Roddey said that York County is inclusive and respectful and that Tolson’s comments are divisive.
“We really come together as a community,” he said, noting that a couple years ago after a sheriff’s deputy was gunned down in the line of duty, people of all nationalities rallied behind the deputy and around the county’s servicemen and women.
“I’m sure this is going to cause some rifts in the department because the people who work for the sheriff’s department who are African American, what are they thinking about the sheriff and that statement?” he asked. “How do they feel about working for a sheriff who doesn’t accept the fact that they may be subjected to some racial injustice when they aren’t in their uniform?”
Roddey said he plans to ask the state attorney general whether the sheriff is allowed to post his beliefs to a county Facebook page.
Terrell Hutchison, 28, a corrections officer from Fort Mill, also in York County, expressed similar concerns in an interview Monday.
Hutchison said that while everyone is entitled to their opinion, he believes it was inappropriate for the sheriff to post his beliefs to a department page because the York County Sheriff’s Office has many individuals who cannot share their opinions publicly.
“Just randomly posting what he did on the department page was unprofessional,” Hutchison said.
Jasmine Mackey, 26, of Rock Hill, commented on the Facebook post Sunday: “I have never been so ashamed to be a resident of York County.”
“The problem for me isn’t what he said, although, I do disagree,” she said Monday. “I just felt that it was something that should’ve went on his personal page not a government page on behalf of the whole county.”
Mackey, who works at a greenhouse, said the sheriff is missing the point of why people protest and kneel.
“How are we, as people of color, supposed to get our points across if there’s something wrong with everything we do?” she asked. “We march and they say it’s looting and rioting. We kneel and they say it’s disrespectful even though I’ve personally talked to plenty of veterans and whether they feel it’s disrespectful or not they understand why it’s being done and it must be done.”
What the sheriff posted was also “out of line” because “he pushed religion” on a government page, Mackey said.
But other people expressed support for the sheriff’s comments and applauded him for speaking out.
“Amen Kevin,” one York County resident wrote. “Thank you for not being scared to put this out there.”
Trevor Higgins, of Lake Wylie, commented: “Thank you for sharing this! I, for one, am with you and will honor those who have paid the ultimate sacrifice for our freedom by standing during the National Anthem!”
Glenda Grigg, who lives in Clover, a small town near the North Carolina line, expressed neither disapproval nor support for the sheriff’s statement.

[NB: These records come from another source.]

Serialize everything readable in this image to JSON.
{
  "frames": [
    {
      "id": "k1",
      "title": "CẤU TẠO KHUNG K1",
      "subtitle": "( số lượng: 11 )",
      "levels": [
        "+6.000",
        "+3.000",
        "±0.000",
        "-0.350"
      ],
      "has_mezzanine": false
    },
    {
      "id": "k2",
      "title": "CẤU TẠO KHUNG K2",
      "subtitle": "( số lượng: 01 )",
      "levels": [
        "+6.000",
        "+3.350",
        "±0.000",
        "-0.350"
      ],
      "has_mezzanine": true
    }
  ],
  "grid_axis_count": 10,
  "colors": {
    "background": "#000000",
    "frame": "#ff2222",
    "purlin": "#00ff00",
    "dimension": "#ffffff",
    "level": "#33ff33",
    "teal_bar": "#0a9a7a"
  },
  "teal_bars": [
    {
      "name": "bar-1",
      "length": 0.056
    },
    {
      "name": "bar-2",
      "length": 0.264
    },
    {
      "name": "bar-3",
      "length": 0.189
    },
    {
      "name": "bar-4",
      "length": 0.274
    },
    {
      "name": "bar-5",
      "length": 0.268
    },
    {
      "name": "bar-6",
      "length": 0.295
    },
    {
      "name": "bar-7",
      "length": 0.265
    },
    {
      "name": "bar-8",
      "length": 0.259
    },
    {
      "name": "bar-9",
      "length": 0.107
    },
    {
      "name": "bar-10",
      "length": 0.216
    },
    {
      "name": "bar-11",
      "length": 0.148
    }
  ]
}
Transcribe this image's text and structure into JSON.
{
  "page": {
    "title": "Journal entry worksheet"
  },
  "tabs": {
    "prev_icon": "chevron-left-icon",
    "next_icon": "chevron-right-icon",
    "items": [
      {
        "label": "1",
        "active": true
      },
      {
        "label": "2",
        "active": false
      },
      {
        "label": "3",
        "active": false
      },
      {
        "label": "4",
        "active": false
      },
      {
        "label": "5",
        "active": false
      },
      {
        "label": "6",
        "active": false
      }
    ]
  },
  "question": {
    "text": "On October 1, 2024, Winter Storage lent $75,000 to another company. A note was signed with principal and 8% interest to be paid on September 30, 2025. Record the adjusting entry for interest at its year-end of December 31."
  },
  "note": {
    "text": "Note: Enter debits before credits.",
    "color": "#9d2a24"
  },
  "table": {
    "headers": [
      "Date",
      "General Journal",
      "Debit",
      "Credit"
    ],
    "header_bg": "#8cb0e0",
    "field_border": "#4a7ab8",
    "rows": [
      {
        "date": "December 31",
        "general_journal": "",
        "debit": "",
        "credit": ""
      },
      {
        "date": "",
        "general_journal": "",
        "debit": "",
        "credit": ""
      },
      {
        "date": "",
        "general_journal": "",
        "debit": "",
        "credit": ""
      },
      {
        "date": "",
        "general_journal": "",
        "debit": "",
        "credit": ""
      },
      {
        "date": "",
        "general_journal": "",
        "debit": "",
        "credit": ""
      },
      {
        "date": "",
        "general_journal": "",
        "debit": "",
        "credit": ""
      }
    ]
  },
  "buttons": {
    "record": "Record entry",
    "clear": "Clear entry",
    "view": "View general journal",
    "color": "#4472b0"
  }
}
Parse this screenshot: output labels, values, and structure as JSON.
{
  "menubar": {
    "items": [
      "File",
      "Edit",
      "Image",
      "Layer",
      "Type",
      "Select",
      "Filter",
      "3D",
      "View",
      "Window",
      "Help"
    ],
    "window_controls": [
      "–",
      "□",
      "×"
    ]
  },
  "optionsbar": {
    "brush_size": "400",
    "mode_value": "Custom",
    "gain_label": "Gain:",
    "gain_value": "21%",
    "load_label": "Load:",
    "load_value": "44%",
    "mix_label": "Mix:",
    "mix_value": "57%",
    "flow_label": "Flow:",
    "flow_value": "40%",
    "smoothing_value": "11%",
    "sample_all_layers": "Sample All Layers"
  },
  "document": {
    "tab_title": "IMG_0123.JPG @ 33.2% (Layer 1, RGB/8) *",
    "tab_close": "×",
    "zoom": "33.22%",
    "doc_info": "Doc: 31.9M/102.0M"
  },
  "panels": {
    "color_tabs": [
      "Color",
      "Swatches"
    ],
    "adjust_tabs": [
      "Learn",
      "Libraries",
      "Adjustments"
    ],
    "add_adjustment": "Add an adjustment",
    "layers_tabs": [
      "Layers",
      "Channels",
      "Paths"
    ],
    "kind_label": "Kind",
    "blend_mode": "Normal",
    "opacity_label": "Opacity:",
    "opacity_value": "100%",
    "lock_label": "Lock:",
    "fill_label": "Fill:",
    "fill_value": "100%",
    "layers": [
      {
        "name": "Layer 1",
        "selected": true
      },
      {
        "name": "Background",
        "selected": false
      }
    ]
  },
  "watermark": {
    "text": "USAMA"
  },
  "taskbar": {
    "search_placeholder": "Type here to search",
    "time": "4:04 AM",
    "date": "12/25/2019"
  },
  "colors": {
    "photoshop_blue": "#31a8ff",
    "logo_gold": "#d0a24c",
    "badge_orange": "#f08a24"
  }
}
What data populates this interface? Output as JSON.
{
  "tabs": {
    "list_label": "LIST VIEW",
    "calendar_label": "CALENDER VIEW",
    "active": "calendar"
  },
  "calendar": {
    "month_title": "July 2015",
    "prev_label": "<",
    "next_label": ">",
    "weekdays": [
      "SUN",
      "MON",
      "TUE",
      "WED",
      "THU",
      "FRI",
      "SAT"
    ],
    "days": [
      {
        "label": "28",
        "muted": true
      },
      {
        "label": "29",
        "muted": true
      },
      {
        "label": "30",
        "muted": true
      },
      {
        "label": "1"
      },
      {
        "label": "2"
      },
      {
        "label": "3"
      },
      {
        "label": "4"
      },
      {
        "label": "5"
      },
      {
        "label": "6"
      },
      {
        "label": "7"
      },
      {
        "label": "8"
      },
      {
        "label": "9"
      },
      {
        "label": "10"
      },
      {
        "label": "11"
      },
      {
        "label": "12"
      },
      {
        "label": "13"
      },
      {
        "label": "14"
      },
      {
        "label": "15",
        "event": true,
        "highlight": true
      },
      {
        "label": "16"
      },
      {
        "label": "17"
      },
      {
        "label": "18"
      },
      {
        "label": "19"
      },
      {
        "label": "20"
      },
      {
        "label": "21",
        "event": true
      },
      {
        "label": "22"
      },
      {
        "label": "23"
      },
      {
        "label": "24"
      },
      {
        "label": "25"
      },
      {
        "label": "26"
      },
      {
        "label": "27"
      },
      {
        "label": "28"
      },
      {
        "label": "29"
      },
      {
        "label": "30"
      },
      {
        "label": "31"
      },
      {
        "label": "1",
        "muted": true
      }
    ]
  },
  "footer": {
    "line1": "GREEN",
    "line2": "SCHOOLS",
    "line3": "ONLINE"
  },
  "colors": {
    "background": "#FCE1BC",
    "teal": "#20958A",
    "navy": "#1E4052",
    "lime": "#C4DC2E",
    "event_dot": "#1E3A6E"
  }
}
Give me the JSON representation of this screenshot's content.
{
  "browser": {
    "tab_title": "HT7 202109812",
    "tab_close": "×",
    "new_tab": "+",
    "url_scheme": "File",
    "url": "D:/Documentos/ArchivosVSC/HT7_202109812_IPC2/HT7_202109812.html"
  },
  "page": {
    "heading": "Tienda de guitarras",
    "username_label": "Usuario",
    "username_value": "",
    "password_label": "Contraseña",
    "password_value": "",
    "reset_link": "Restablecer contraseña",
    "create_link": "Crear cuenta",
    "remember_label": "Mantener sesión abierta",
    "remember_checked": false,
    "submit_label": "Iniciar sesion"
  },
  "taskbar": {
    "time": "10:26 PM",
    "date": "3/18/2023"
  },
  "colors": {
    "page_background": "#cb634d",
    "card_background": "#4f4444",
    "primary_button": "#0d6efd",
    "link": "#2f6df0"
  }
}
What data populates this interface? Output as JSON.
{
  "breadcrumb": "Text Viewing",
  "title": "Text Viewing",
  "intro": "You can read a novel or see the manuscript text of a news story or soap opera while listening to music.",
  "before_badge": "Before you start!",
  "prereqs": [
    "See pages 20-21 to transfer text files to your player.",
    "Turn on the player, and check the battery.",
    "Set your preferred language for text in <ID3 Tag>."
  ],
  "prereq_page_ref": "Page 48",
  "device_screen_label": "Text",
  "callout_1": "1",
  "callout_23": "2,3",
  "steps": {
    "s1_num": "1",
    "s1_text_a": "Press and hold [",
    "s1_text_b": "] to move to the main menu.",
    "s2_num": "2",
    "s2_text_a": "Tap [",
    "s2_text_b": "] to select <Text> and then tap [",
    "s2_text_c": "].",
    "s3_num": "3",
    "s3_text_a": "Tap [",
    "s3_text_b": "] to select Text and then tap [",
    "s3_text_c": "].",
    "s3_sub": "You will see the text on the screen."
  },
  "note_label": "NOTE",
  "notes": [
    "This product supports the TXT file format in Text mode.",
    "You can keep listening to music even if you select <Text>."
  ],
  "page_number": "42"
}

“Whether you agree or disagree, he is an elected official so you should want to know his beliefs when you vote,” Grigg said Monday. “This is an important issue in the country right now, and I know when I vote, I want to know where people stand.”
She added, “We need to remember that we need to know the platforms and where these individuals stand.”
A subsequent statement posted on the York County Sheriff Office’s Facebook page said that Tolson, who was elected sheriff in 2016 as a Republican and is running unopposed in November, had been “asked multiple times about his feelings on kneeling during the national anthem” and that he “decided to publish a statement about his views using social media because he believes that his constituents have a right to know his beliefs about this social issue.”
“Sheriff Tolson understands that not everyone agrees with his opinions about this issue,” the statement said. “The ability to listen to and respect a different opinion is one of the founding principles of our country and Sheriff Tolson hopes speaking freely will help to continue beneficial conversation and ultimately bring peace and unity to our society.”
In his elected position, the statement said, the sheriff is not bound by the policies of York County government regarding the use of social media.
“Any statements he makes are his own,” the post said.